Your objective – Copy the lines below word for word, skipping any image.
Provided data START
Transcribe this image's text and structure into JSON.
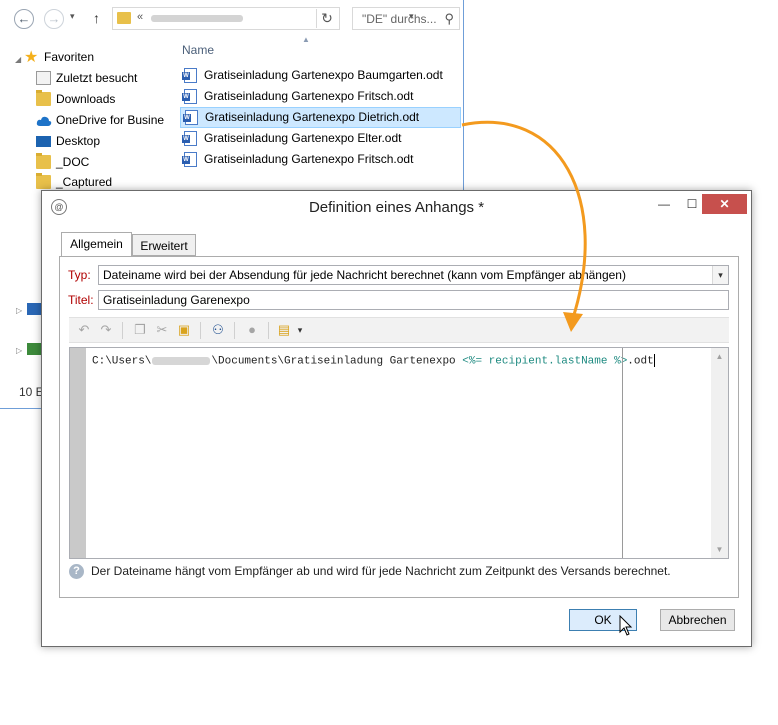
{
  "explorer": {
    "search_placeholder": "\"DE\" durchs...",
    "column_header": "Name",
    "nav": {
      "favorites_label": "Favoriten",
      "items": [
        "Zuletzt besucht",
        "Downloads",
        "OneDrive for Busine",
        "Desktop",
        "_DOC",
        "_Captured"
      ]
    },
    "files": [
      "Gratiseinladung Gartenexpo Baumgarten.odt",
      "Gratiseinladung Gartenexpo Fritsch.odt",
      "Gratiseinladung Gartenexpo Dietrich.odt",
      "Gratiseinladung Gartenexpo Elter.odt",
      "Gratiseinladung Gartenexpo Fritsch.odt"
    ],
    "item_count": "10 E",
    "address_prefix": "«"
  },
  "dialog": {
    "title": "Definition eines Anhangs *",
    "tabs": [
      "Allgemein",
      "Erweitert"
    ],
    "typ_label": "Typ:",
    "typ_value": "Dateiname wird bei der Absendung für jede Nachricht berechnet (kann vom Empfänger abhängen)",
    "titel_label": "Titel:",
    "titel_value": "Gratiseinladung Garenexpo",
    "code_prefix": "C:\\Users\\",
    "code_middle": "\\Documents\\Gratiseinladung Gartenexpo ",
    "code_template": "<%= recipient.lastName %>",
    "code_suffix": ".odt",
    "hint": "Der Dateiname hängt vom Empfänger ab und wird für jede Nachricht zum Zeitpunkt des Versands berechnet.",
    "ok_label": "OK",
    "cancel_label": "Abbrechen"
  },
  "colors": {
    "arrow": "#f39a1e",
    "close_button": "#c7504d",
    "selection": "#cde8ff",
    "template_code": "#1d8a80",
    "label_red": "#b00000"
  }
}
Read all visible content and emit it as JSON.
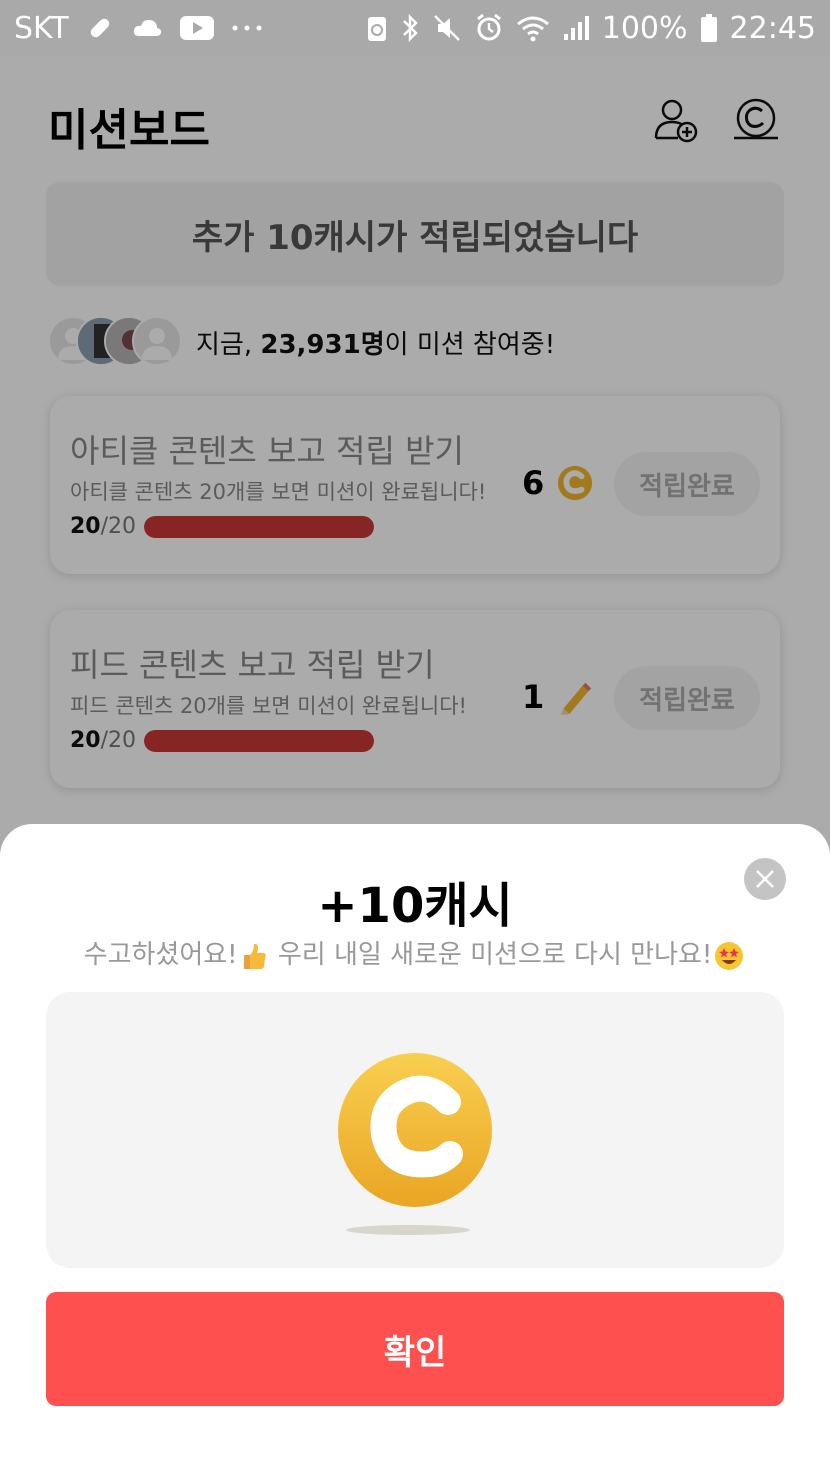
{
  "status_bar": {
    "carrier": "SKT",
    "battery": "100%",
    "time": "22:45"
  },
  "header": {
    "title": "미션보드",
    "add_friend_icon": "person-add-icon",
    "cash_icon": "cash-coin-icon"
  },
  "banner": {
    "text": "추가 10캐시가 적립되었습니다"
  },
  "participants": {
    "prefix": "지금, ",
    "count": "23,931명",
    "suffix": "이 미션 참여중!"
  },
  "missions": [
    {
      "title": "아티클 콘텐츠 보고 적립 받기",
      "description": "아티클 콘텐츠 20개를 보면 미션이 완료됩니다!",
      "progress_done": "20",
      "progress_total": "/20",
      "progress_fraction": 1.0,
      "reward": "6",
      "reward_icon": "coin-icon",
      "button": "적립완료"
    },
    {
      "title": "피드 콘텐츠 보고 적립 받기",
      "description": "피드 콘텐츠 20개를 보면 미션이 완료됩니다!",
      "progress_done": "20",
      "progress_total": "/20",
      "progress_fraction": 1.0,
      "reward": "1",
      "reward_icon": "pencil-icon",
      "button": "적립완료"
    }
  ],
  "sheet": {
    "title": "+10캐시",
    "subtitle_part1": "수고하셨어요!",
    "subtitle_part2": " 우리 내일 새로운 미션으로 다시 만나요!",
    "confirm": "확인"
  },
  "colors": {
    "accent": "#ff5050",
    "progress": "#c93737",
    "coin": "#f3b52c"
  }
}
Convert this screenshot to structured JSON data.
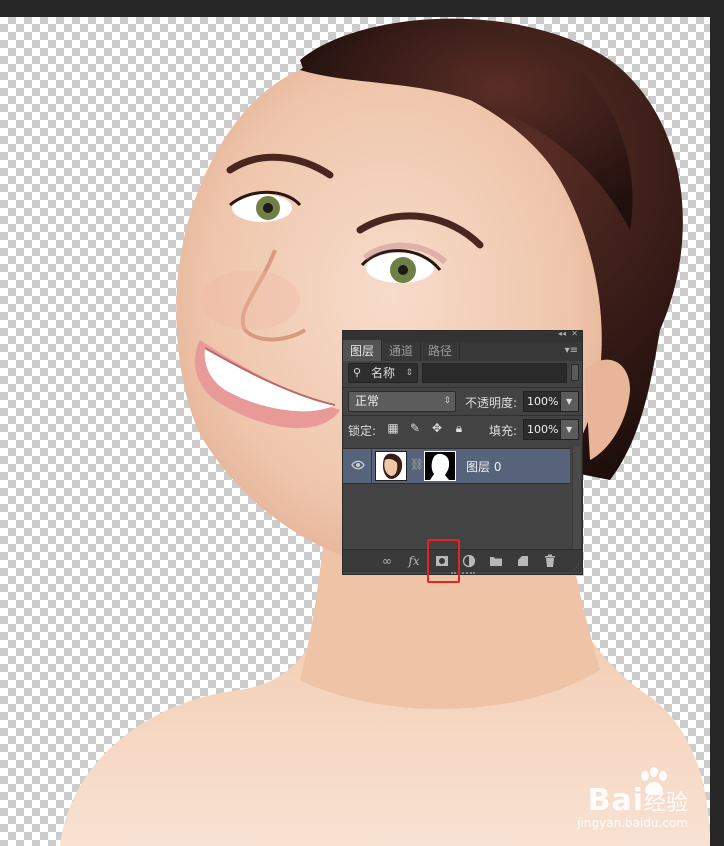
{
  "panel": {
    "tabs": [
      {
        "label": "图层",
        "active": true
      },
      {
        "label": "通道",
        "active": false
      },
      {
        "label": "路径",
        "active": false
      }
    ],
    "filter": {
      "kind_label": "名称",
      "search_value": ""
    },
    "blend_mode": "正常",
    "opacity_label": "不透明度:",
    "opacity_value": "100%",
    "lock_label": "锁定:",
    "lock_icons": [
      "lock-transparent-pixels-icon",
      "lock-image-pixels-icon",
      "lock-position-icon",
      "lock-all-icon"
    ],
    "fill_label": "填充:",
    "fill_value": "100%",
    "layers": [
      {
        "name": "图层 0",
        "visible": true,
        "selected": true,
        "has_mask": true
      }
    ],
    "bottom_tools": [
      "link-layers-icon",
      "fx-icon",
      "add-mask-icon",
      "adjustment-layer-icon",
      "folder-icon",
      "new-layer-icon",
      "trash-icon"
    ],
    "highlighted_tool": "add-mask-icon"
  },
  "watermark": {
    "brand": "Bai",
    "brand_suffix": "经验",
    "url": "jingyan.baidu.com"
  },
  "colors": {
    "selection_row": "#56637a",
    "highlight": "#e8231e",
    "panel_bg": "#434343"
  }
}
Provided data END
Result –
Transcribe this image's text and structure into JSON.
{
  "explorer": {
    "search_placeholder": "\"DE\" durchs...",
    "column_header": "Name",
    "nav": {
      "favorites_label": "Favoriten",
      "items": [
        "Zuletzt besucht",
        "Downloads",
        "OneDrive for Busine",
        "Desktop",
        "_DOC",
        "_Captured"
      ]
    },
    "files": [
      "Gratiseinladung Gartenexpo Baumgarten.odt",
      "Gratiseinladung Gartenexpo Fritsch.odt",
      "Gratiseinladung Gartenexpo Dietrich.odt",
      "Gratiseinladung Gartenexpo Elter.odt",
      "Gratiseinladung Gartenexpo Fritsch.odt"
    ],
    "item_count": "10 E",
    "address_prefix": "«"
  },
  "dialog": {
    "title": "Definition eines Anhangs *",
    "tabs": [
      "Allgemein",
      "Erweitert"
    ],
    "typ_label": "Typ:",
    "typ_value": "Dateiname wird bei der Absendung für jede Nachricht berechnet (kann vom Empfänger abhängen)",
    "titel_label": "Titel:",
    "titel_value": "Gratiseinladung Garenexpo",
    "code_prefix": "C:\\Users\\",
    "code_middle": "\\Documents\\Gratiseinladung Gartenexpo ",
    "code_template": "<%= recipient.lastName %>",
    "code_suffix": ".odt",
    "hint": "Der Dateiname hängt vom Empfänger ab und wird für jede Nachricht zum Zeitpunkt des Versands berechnet.",
    "ok_label": "OK",
    "cancel_label": "Abbrechen"
  },
  "colors": {
    "arrow": "#f39a1e",
    "close_button": "#c7504d",
    "selection": "#cde8ff",
    "template_code": "#1d8a80",
    "label_red": "#b00000"
  }
}
Read all visible content and emit it as JSON.
{
  "status_bar": {
    "carrier": "SKT",
    "battery": "100%",
    "time": "22:45"
  },
  "header": {
    "title": "미션보드",
    "add_friend_icon": "person-add-icon",
    "cash_icon": "cash-coin-icon"
  },
  "banner": {
    "text": "추가 10캐시가 적립되었습니다"
  },
  "participants": {
    "prefix": "지금, ",
    "count": "23,931명",
    "suffix": "이 미션 참여중!"
  },
  "missions": [
    {
      "title": "아티클 콘텐츠 보고 적립 받기",
      "description": "아티클 콘텐츠 20개를 보면 미션이 완료됩니다!",
      "progress_done": "20",
      "progress_total": "/20",
      "progress_fraction": 1.0,
      "reward": "6",
      "reward_icon": "coin-icon",
      "button": "적립완료"
    },
    {
      "title": "피드 콘텐츠 보고 적립 받기",
      "description": "피드 콘텐츠 20개를 보면 미션이 완료됩니다!",
      "progress_done": "20",
      "progress_total": "/20",
      "progress_fraction": 1.0,
      "reward": "1",
      "reward_icon": "pencil-icon",
      "button": "적립완료"
    }
  ],
  "sheet": {
    "title": "+10캐시",
    "subtitle_part1": "수고하셨어요!",
    "subtitle_part2": " 우리 내일 새로운 미션으로 다시 만나요!",
    "confirm": "확인"
  },
  "colors": {
    "accent": "#ff5050",
    "progress": "#c93737",
    "coin": "#f3b52c"
  }
}
Convert this screenshot to structured JSON data.
{
  "panel": {
    "tabs": [
      {
        "label": "图层",
        "active": true
      },
      {
        "label": "通道",
        "active": false
      },
      {
        "label": "路径",
        "active": false
      }
    ],
    "filter": {
      "kind_label": "名称",
      "search_value": ""
    },
    "blend_mode": "正常",
    "opacity_label": "不透明度:",
    "opacity_value": "100%",
    "lock_label": "锁定:",
    "lock_icons": [
      "lock-transparent-pixels-icon",
      "lock-image-pixels-icon",
      "lock-position-icon",
      "lock-all-icon"
    ],
    "fill_label": "填充:",
    "fill_value": "100%",
    "layers": [
      {
        "name": "图层 0",
        "visible": true,
        "selected": true,
        "has_mask": true
      }
    ],
    "bottom_tools": [
      "link-layers-icon",
      "fx-icon",
      "add-mask-icon",
      "adjustment-layer-icon",
      "folder-icon",
      "new-layer-icon",
      "trash-icon"
    ],
    "highlighted_tool": "add-mask-icon"
  },
  "watermark": {
    "brand": "Bai",
    "brand_suffix": "经验",
    "url": "jingyan.baidu.com"
  },
  "colors": {
    "selection_row": "#56637a",
    "highlight": "#e8231e",
    "panel_bg": "#434343"
  }
}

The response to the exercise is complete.